Brian Yeakley, Yichan Shu, Sheldon Baxter, William Grossman. Photo credit:
Yichan Su. Photo credit:


UBC OperaUBC Opera
The Florentine Straw Hat  (Il Cappello di Paglia di Firenze) by Nino Rota
Sung in Italian
Dates and Venue 6-8 February @ 7.30 pm; 9 February 2 pm | Chan Centre for the Performing Arts, UBC

Leslie Dala Conductor Nancy Hermiston Director
Set and projection design Alessia Carpoca Lighting design Jeremy Baxter  Stage Manager Collette Brown

Reviewer Elizabeth Paterson

A fizzy presentation from UBCOpera of a ditzy comedy by Nino Rota has graced the boards of the Chan Shun Concert Hall. Composer of film scores (La Dolce Vita, The Leopard, The Godfather), Rota is not as well-known for his operas, of which he wrote many, and The Florentine Straw Hat itself is better known under slightly variant titles as a silent movie or a stage play. Be that as it may, this zany cross between French farce and comedy of manners is a lively addition to the repertoire, well suited for a university ensemble, full of small cameo roles, cheerful references to the greats of European comic opera, lively tunes and rich orchestration.

The outline of the plot is familiar to any afficionado of CBC’s “Vinyl Cafe”: the rituals of a social occasion, in this case a wedding, are carried out in the face of another, increasingly bizarre, scenario. A young man, Fadinard, is driving home in his carriage through the Bois de Boulogne expecting to greet his bride, her frightening father, her deaf uncle and a host of guests with presents. But, a pretty straw hat left on a tree branch is eaten by Fadinard’s horse. The owner of the hat, a married woman, is now compromised if she goes home without it, her dashing lover threatens Fadinard with a duel if the hat is not replaced, and the two of them invade his house. Fadinard scours Paris for a replica while at the same time following the time-honoured plan for a French wedding: Church, City Hall, a restaurant for a banquet and finally home to put the happy couple to bed. Mistaken identities, running gags and general mayhem ensue.

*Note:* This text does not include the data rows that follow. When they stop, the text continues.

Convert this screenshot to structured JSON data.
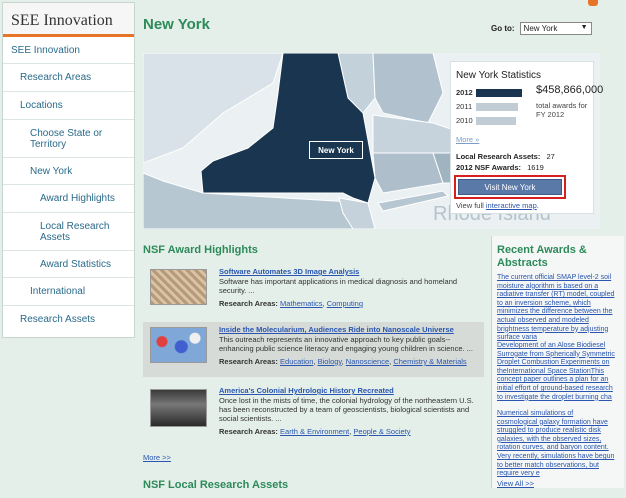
{
  "sidebar": {
    "brand": "SEE Innovation",
    "items": [
      {
        "label": "SEE Innovation"
      },
      {
        "label": "Research Areas"
      },
      {
        "label": "Locations"
      },
      {
        "label": "Choose State or Territory"
      },
      {
        "label": "New York"
      },
      {
        "label": "Award Highlights"
      },
      {
        "label": "Local Research Assets"
      },
      {
        "label": "Award Statistics"
      },
      {
        "label": "International"
      },
      {
        "label": "Research Assets"
      }
    ]
  },
  "header": {
    "title": "New York",
    "goto_label": "Go to:",
    "goto_value": "New York"
  },
  "map": {
    "selected_label": "New York",
    "neighbor_label": "Rhode Island"
  },
  "stats": {
    "title": "New York Statistics",
    "bars": [
      {
        "year": "2012",
        "value_fraction": 1.0,
        "current": true
      },
      {
        "year": "2011",
        "value_fraction": 0.92,
        "current": false
      },
      {
        "year": "2010",
        "value_fraction": 0.86,
        "current": false
      }
    ],
    "amount": "$458,866,000",
    "amount_desc_1": "total awards for",
    "amount_desc_2": "FY 2012",
    "more_link": "More »",
    "local_assets_label": "Local Research Assets:",
    "local_assets_value": "27",
    "nsf_awards_label": "2012 NSF Awards:",
    "nsf_awards_value": "1619",
    "visit_button": "Visit New York",
    "view_full_prefix": "View full",
    "view_full_link": "interactive map",
    "view_full_suffix": "."
  },
  "highlights": {
    "title": "NSF Award Highlights",
    "areas_label": "Research Areas:",
    "items": [
      {
        "title": "Software Automates 3D Image Analysis",
        "body": "Software has important applications in medical diagnosis and homeland security. ...",
        "areas": [
          "Mathematics",
          "Computing"
        ]
      },
      {
        "title": "Inside the Molecularium, Audiences Ride into Nanoscale Universe",
        "body": "This outreach represents an innovative approach to key public goals--enhancing public science literacy and engaging young children in science. ...",
        "areas": [
          "Education",
          "Biology",
          "Nanoscience",
          "Chemistry & Materials"
        ]
      },
      {
        "title": "America's Colonial Hydrologic History Recreated",
        "body": "Once lost in the mists of time, the colonial hydrology of the northeastern U.S. has been reconstructed by a team of geoscientists, biological scientists and social scientists. ...",
        "areas": [
          "Earth & Environment",
          "People & Society"
        ]
      }
    ],
    "more": "More >>"
  },
  "local_assets": {
    "title": "NSF Local Research Assets"
  },
  "recent": {
    "title": "Recent Awards & Abstracts",
    "items": [
      "The current official SMAP level-2 soil moisture algorithm is based on a radiative transfer (RT) model, coupled to an inversion scheme, which minimizes the difference between the actual observed and modeled brightness temperature by adjusting surface varia",
      "Development of an Alose Biodiesel Surrogate from Spherically Symmetric Droplet Combustion Experiments on theInternational Space StationThis concept paper outlines a plan for an initial effort of ground-based research to investigate the droplet burning cha",
      "Numerical simulations of cosmological galaxy formation have struggled to produce realistic disk galaxies, with the observed sizes, rotation curves, and baryon content. Very recently, simulations have begun to better match observations, but require very e"
    ],
    "view_all": "View All >>"
  },
  "colors": {
    "accent_green": "#2d8a5a",
    "brand_orange": "#e8742a",
    "selected_state": "#1a3550",
    "highlight_border": "#d42020"
  }
}
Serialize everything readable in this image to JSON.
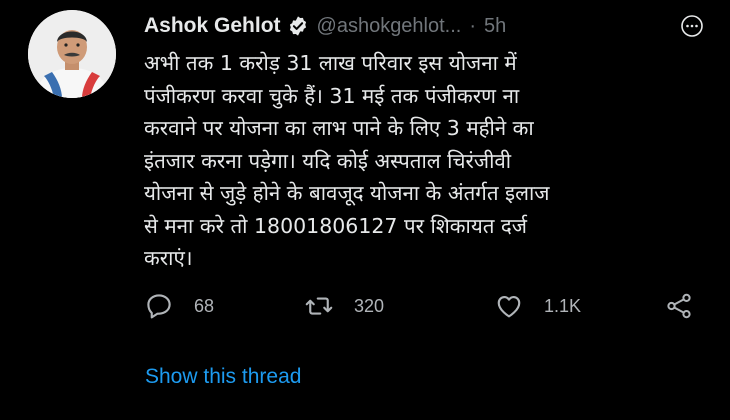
{
  "tweet": {
    "author_name": "Ashok Gehlot",
    "handle": "@ashokgehlot...",
    "separator": "·",
    "time": "5h",
    "text": "अभी तक 1 करोड़ 31 लाख परिवार इस योजना में\nपंजीकरण करवा चुके हैं। 31 मई तक पंजीकरण ना\nकरवाने पर योजना का लाभ पाने के लिए 3 महीने का\nइंतजार करना पड़ेगा। यदि कोई अस्पताल चिरंजीवी\nयोजना से जुड़े होने के बावजूद योजना के अंतर्गत इलाज\nसे मना करे तो 18001806127 पर शिकायत दर्ज\nकराएं।",
    "replies": "68",
    "retweets": "320",
    "likes": "1.1K",
    "show_thread": "Show this thread"
  },
  "colors": {
    "background": "#000000",
    "text": "#e7e9ea",
    "muted": "#71767b",
    "link": "#1d9bf0"
  },
  "icons": [
    "verified-badge-icon",
    "more-options-icon",
    "reply-icon",
    "retweet-icon",
    "like-icon",
    "share-icon"
  ]
}
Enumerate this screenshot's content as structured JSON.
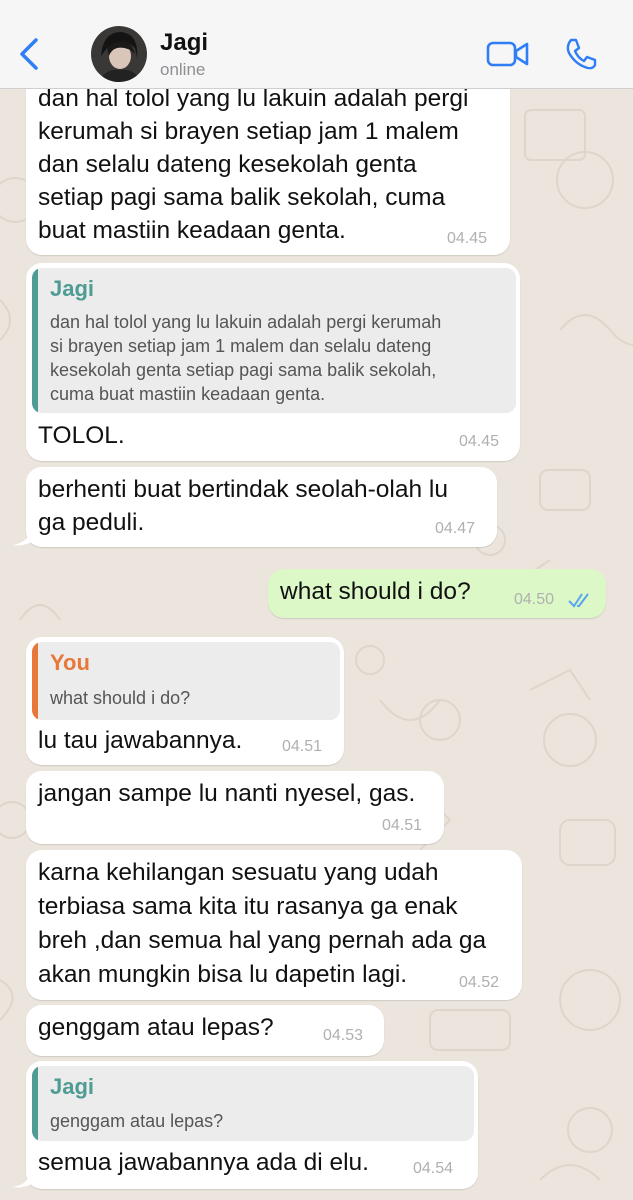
{
  "header": {
    "back_label": "",
    "contact_name": "Jagi",
    "status": "online"
  },
  "colors": {
    "incoming_bubble": "#ffffff",
    "outgoing_bubble": "#dcf8c6",
    "quote_jagi": "#4e9c93",
    "quote_you": "#e8773a",
    "ios_blue": "#2f7ef6",
    "chat_background": "#ebe5dd"
  },
  "messages": [
    {
      "direction": "incoming",
      "lines": [
        "dan hal tolol yang lu lakuin adalah pergi",
        "kerumah si brayen setiap jam 1 malem",
        "dan selalu dateng kesekolah genta",
        "setiap pagi sama balik sekolah, cuma",
        "buat mastiin keadaan genta."
      ],
      "time": "04.45"
    },
    {
      "direction": "incoming",
      "quote": {
        "author": "Jagi",
        "lines": [
          "dan hal tolol yang lu lakuin adalah pergi kerumah",
          "si brayen setiap jam 1 malem dan selalu dateng",
          "kesekolah genta setiap pagi sama balik sekolah,",
          "cuma buat mastiin keadaan genta."
        ]
      },
      "lines": [
        "TOLOL."
      ],
      "time": "04.45"
    },
    {
      "direction": "incoming",
      "lines": [
        "berhenti buat bertindak seolah-olah lu",
        "ga peduli."
      ],
      "time": "04.47"
    },
    {
      "direction": "outgoing",
      "lines": [
        "what should i do?"
      ],
      "time": "04.50",
      "read_receipt": "double-check-icon"
    },
    {
      "direction": "incoming",
      "quote": {
        "author": "You",
        "lines": [
          "what should i do?"
        ]
      },
      "lines": [
        "lu tau jawabannya."
      ],
      "time": "04.51"
    },
    {
      "direction": "incoming",
      "lines": [
        "jangan sampe lu nanti nyesel, gas."
      ],
      "time": "04.51"
    },
    {
      "direction": "incoming",
      "lines": [
        "karna kehilangan sesuatu yang udah",
        "terbiasa sama kita itu rasanya ga enak",
        "breh ,dan semua hal yang pernah ada ga",
        "akan mungkin bisa lu dapetin lagi."
      ],
      "time": "04.52"
    },
    {
      "direction": "incoming",
      "lines": [
        "genggam atau lepas?"
      ],
      "time": "04.53"
    },
    {
      "direction": "incoming",
      "quote": {
        "author": "Jagi",
        "lines": [
          "genggam atau lepas?"
        ]
      },
      "lines": [
        "semua jawabannya ada di elu."
      ],
      "time": "04.54"
    }
  ]
}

Nancy Hermiston’s direction kept the frantic plot well under control and let her young cast shine in the many small roles. Allyson Hop as La Modista and Taylor Pardell as Minardi made the most of their few minutes and the shop girls’ Charleston was a delight. Francesca Corrada, the Baronessa, had a great time vamping it up. Special credit to her, not just for her splendid mezzo used to excellent effect, but for filling in for an ailing cast member at short notice.

With a beautiful tone, a lovely line and clean, clear embellishment, Natascia Dell’erba embodied the sweet young thing Elena, in fine contrast to Yichan Shu’s seductive and seductive-voiced Anaide, the conniving owner of the hat. Sheldon Baxter (Emilio, the boyfriend) and William Grossman (Felice, the valet) both sang with confidence and brought a light touch to their roles. Scott Brooks (Nonancourt, the father) and Kyle Lehmann (Beaupertuis, the jealous husband) were both very good, both of them irascible and puzzled in equal measure.

To the principal role of Fadinard, Brian Yeatley brought a most appealing tenor voice and good acting chops. His progression through the day from hell as it grew slowly madder was nicely controlled, and the final resolution endearing.

The UBC orchestra led by Leslie Dala played with high spirits, keeping up a dashing pace and sense of humour.

The imaginative design, by Alessia Carpoca, using clips from original silent movie and  complemented by Jeremy Baxter's lighting, kept the plot clear and firmly set the tongue-in-cheek mood.

© 2014 Elizabeth Paterson